■ **Problem**
Find the word "اللحام" in the data, then copy each line where it is found.

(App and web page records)
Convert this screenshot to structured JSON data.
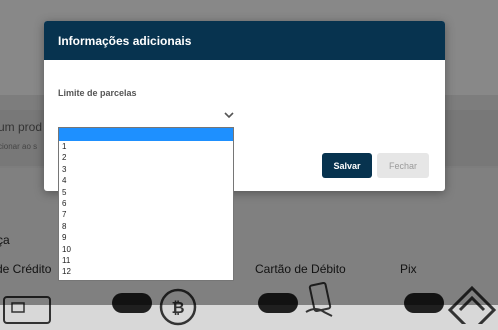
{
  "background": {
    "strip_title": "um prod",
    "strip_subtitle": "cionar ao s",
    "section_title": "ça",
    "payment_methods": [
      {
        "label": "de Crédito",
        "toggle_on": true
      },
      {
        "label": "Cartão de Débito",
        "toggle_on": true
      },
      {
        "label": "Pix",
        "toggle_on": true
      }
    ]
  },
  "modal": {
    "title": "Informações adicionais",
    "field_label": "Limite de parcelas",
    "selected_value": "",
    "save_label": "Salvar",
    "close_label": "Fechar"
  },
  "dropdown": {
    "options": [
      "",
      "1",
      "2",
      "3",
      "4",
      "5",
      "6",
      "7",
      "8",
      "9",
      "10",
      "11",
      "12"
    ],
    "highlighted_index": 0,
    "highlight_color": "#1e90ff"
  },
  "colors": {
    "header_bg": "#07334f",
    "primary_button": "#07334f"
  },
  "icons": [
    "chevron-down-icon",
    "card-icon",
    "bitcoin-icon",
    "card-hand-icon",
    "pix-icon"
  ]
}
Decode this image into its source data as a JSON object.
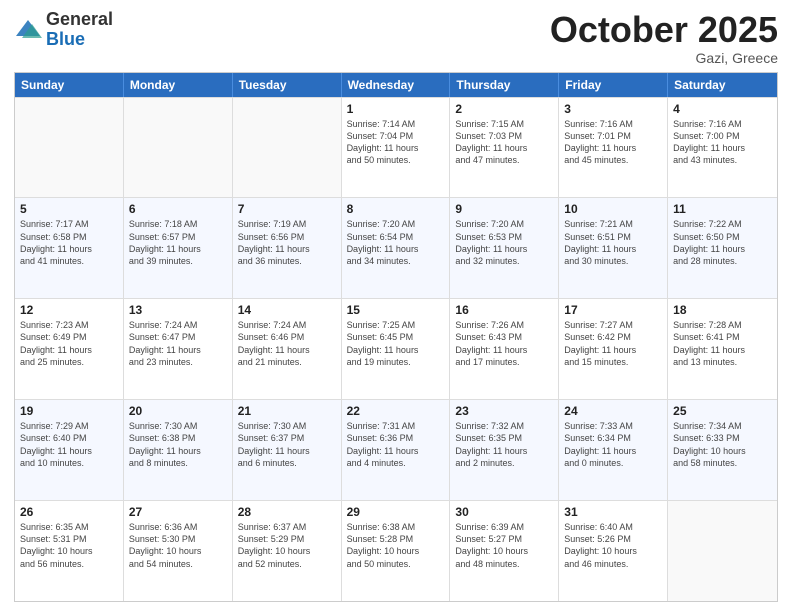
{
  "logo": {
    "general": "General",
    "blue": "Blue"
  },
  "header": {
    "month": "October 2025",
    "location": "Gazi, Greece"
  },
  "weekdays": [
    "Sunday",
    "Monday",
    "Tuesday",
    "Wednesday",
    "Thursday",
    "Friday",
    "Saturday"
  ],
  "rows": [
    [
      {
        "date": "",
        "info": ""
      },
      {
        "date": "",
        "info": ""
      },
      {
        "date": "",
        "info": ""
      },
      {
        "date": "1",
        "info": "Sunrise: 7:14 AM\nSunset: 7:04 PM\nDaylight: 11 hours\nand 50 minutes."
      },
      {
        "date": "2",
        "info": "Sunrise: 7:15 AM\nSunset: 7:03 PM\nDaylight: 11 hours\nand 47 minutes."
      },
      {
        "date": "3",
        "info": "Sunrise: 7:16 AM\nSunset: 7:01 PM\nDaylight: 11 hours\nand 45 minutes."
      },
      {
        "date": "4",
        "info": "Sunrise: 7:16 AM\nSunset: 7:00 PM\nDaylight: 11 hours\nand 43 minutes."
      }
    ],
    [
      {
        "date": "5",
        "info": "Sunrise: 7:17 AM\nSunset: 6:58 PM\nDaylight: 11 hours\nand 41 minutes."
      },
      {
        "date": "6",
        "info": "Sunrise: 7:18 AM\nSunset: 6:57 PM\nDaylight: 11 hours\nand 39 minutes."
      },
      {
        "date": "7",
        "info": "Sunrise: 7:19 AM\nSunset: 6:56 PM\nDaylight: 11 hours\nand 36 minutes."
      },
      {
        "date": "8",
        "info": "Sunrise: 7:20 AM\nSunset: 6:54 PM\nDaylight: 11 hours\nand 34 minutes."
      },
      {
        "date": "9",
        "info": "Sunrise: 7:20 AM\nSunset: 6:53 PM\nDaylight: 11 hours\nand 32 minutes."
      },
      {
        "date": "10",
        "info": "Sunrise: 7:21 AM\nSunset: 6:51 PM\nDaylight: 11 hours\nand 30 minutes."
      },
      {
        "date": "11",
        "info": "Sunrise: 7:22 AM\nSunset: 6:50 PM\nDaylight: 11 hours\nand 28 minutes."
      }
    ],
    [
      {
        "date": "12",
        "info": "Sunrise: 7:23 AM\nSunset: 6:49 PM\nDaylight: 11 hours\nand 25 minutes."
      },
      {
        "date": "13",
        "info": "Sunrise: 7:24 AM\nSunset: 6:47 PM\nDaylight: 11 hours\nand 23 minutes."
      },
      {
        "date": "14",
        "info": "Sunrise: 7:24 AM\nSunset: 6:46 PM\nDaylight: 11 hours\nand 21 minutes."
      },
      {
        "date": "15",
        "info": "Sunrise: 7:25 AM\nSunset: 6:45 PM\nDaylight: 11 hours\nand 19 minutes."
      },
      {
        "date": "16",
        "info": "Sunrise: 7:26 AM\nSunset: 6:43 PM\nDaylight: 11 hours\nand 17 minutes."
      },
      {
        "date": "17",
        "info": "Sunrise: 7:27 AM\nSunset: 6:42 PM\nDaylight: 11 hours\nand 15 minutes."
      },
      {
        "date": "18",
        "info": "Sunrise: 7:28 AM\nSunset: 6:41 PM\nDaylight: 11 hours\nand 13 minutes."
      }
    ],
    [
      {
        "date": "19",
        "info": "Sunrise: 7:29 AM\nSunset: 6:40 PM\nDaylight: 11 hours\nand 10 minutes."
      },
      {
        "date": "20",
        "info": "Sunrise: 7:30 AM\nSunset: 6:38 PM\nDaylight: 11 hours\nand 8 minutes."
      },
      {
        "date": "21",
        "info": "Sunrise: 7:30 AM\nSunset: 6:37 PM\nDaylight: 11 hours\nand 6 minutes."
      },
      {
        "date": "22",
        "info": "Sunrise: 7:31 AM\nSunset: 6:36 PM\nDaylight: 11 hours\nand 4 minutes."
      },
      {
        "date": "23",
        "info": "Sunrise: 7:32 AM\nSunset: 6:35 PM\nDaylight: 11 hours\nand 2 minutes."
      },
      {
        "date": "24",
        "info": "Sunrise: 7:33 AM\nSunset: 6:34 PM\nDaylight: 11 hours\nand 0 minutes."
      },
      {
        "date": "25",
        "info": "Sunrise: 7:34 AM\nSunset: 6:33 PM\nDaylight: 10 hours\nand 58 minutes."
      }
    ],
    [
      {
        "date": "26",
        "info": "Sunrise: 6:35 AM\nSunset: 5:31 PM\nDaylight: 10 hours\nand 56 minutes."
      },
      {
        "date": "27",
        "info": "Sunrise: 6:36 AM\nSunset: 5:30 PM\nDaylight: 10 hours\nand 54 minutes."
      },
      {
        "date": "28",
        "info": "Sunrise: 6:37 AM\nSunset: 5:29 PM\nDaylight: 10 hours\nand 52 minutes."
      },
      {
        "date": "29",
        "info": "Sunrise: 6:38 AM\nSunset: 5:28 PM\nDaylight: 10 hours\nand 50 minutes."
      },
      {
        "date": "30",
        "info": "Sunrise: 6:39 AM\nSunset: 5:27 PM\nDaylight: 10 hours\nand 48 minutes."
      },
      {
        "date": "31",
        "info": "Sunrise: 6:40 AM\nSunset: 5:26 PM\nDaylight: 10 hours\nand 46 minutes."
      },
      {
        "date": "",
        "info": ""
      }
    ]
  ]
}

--

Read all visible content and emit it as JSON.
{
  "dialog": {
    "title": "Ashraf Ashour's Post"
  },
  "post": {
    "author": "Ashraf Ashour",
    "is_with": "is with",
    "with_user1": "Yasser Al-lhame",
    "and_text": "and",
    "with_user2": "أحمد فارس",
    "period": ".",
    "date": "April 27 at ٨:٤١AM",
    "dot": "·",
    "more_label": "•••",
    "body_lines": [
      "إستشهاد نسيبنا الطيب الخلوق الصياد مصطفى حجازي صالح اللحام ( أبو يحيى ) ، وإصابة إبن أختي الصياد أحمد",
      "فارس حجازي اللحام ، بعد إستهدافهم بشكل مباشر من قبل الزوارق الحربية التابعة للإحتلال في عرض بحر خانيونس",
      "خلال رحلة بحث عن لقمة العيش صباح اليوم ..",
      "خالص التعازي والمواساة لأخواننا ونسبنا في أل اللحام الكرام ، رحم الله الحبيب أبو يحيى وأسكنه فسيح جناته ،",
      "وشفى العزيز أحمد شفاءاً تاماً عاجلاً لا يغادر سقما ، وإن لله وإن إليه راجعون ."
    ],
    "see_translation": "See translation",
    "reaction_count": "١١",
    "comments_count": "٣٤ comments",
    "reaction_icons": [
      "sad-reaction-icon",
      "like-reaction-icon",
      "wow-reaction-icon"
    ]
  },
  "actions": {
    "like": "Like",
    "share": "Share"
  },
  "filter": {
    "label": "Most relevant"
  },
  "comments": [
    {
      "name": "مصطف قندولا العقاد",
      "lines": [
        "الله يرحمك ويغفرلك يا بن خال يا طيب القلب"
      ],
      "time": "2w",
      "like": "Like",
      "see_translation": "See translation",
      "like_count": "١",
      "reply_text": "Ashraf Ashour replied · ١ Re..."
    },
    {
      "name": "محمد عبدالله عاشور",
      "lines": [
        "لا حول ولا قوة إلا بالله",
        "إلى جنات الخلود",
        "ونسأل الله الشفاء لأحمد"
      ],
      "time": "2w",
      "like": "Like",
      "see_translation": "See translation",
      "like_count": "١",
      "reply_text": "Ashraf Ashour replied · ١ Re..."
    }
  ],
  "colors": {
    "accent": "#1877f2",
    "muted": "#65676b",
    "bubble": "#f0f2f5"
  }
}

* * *

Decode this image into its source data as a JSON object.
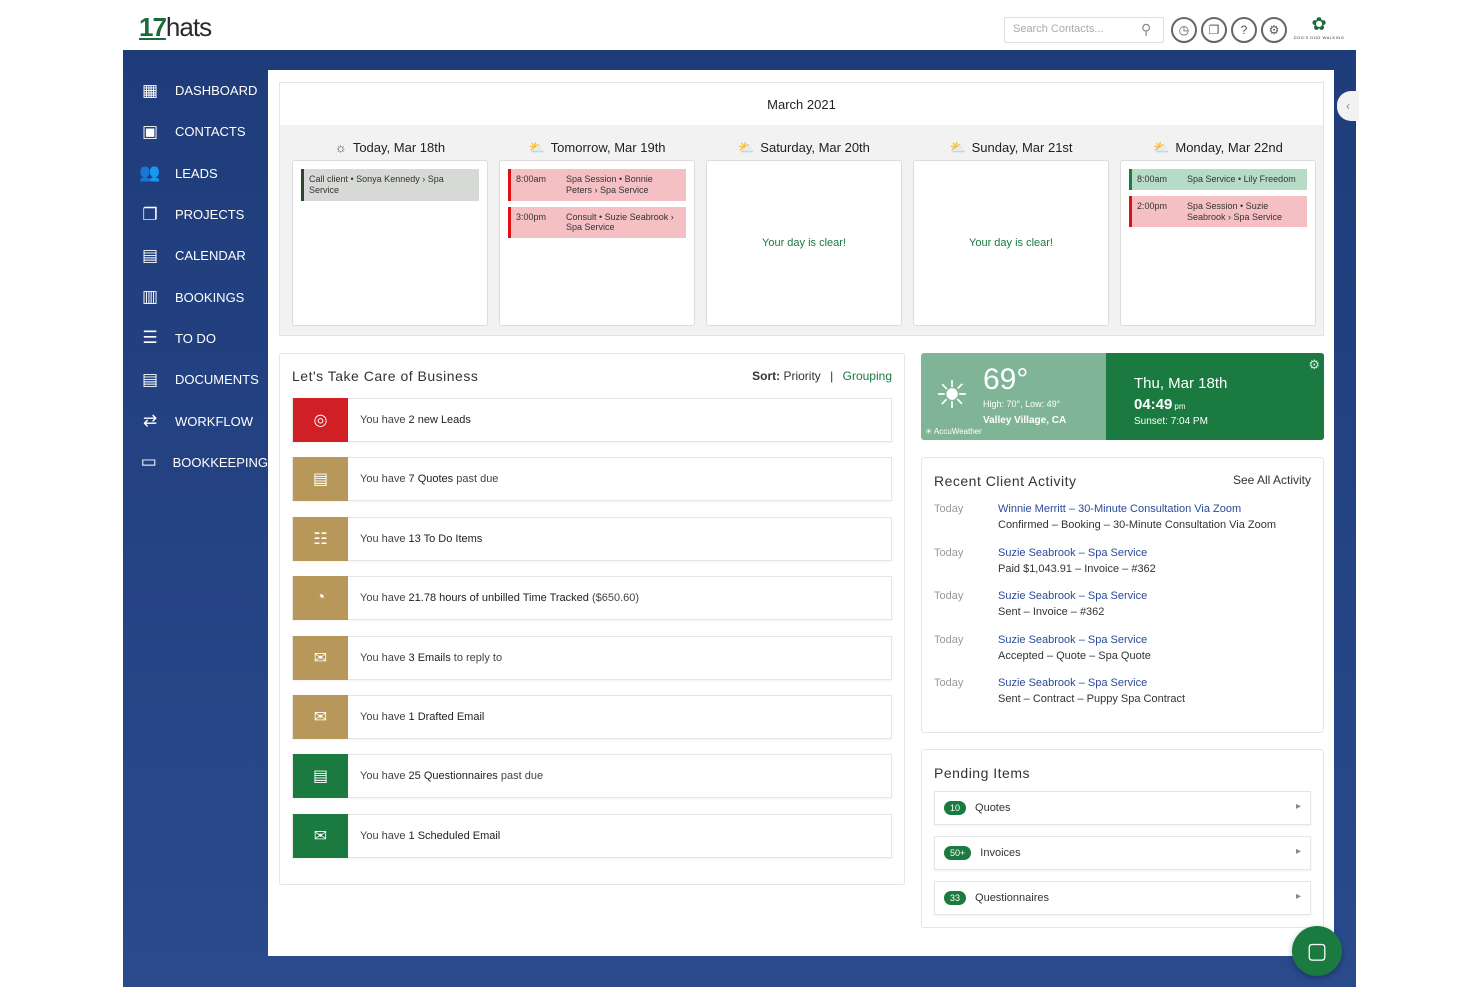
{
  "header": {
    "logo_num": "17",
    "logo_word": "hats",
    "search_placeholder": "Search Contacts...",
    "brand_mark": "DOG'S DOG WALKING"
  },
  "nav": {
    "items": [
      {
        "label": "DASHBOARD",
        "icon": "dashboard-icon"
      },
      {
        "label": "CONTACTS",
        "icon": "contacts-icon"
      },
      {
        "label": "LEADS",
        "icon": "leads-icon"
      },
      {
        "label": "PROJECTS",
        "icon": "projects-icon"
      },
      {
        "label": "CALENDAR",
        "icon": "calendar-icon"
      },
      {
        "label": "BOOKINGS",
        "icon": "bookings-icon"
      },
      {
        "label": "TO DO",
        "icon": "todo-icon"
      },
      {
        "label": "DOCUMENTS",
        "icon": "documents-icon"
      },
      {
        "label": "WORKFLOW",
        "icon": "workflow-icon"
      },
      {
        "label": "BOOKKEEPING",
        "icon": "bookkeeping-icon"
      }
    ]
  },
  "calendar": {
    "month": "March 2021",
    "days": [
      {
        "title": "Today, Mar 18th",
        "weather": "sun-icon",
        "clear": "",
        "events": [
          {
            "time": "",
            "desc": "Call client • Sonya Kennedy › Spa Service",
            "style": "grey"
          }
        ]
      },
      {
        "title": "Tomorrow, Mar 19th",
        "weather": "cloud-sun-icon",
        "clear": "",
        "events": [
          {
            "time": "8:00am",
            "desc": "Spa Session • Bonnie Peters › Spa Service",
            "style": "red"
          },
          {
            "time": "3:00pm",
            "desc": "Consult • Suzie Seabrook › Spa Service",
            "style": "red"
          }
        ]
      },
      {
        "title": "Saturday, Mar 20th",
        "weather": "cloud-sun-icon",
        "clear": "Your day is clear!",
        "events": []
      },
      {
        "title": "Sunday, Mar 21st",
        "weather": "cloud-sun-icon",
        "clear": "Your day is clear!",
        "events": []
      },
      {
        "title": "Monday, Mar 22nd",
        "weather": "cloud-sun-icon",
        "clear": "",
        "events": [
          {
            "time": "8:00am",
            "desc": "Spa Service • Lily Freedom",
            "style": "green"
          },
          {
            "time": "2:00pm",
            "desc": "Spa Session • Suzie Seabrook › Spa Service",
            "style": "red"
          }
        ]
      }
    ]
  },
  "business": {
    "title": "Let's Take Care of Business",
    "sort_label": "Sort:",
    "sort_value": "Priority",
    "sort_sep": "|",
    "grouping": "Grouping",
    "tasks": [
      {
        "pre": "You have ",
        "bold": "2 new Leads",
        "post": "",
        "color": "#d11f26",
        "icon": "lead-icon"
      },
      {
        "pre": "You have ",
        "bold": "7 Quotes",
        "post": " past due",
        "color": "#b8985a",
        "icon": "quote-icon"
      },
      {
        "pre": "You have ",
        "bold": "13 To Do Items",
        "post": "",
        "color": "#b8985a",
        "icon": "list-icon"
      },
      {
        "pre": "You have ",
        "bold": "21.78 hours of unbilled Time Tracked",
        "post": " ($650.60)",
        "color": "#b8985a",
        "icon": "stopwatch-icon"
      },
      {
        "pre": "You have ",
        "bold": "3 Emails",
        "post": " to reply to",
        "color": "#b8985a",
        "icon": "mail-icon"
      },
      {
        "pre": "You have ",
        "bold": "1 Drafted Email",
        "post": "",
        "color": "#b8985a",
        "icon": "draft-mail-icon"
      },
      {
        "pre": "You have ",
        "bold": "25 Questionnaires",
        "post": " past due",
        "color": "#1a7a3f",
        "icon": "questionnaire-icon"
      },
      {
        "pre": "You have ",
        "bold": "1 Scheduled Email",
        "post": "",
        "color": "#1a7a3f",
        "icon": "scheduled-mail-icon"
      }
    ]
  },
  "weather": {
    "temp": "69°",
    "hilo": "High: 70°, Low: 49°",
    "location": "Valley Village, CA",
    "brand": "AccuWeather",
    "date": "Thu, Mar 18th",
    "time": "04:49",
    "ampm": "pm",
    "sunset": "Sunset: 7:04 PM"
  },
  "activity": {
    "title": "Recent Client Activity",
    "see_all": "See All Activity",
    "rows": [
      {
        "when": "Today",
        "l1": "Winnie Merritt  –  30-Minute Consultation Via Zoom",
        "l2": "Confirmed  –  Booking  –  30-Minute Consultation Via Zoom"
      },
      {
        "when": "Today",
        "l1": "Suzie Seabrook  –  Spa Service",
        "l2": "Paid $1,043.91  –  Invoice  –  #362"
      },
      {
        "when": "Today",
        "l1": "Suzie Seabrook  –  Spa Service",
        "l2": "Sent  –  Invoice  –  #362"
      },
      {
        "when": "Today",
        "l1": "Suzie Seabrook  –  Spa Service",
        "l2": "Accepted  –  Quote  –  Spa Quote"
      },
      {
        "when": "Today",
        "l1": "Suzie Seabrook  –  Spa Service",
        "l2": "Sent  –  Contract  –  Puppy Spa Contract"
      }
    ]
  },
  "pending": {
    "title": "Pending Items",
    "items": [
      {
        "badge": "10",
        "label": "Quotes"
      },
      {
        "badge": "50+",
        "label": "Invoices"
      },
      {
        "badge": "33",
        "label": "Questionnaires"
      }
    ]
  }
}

■ **Task answer**
      "إستشهاد نسيبنا الطيب الخلوق الصياد مصطفى حجازي صالح اللحام ( أبو يحيى ) ، وإصابة إبن أختي الصياد أحمد",
      "فارس حجازي اللحام ، بعد إستهدافهم بشكل مباشر من قبل الزوارق الحربية التابعة للإحتلال في عرض بحر خانيونس",
      "خالص التعازي والمواساة لأخواننا ونسبنا في أل اللحام الكرام ، رحم الله الحبيب أبو يحيى وأسكنه فسيح جناته ،",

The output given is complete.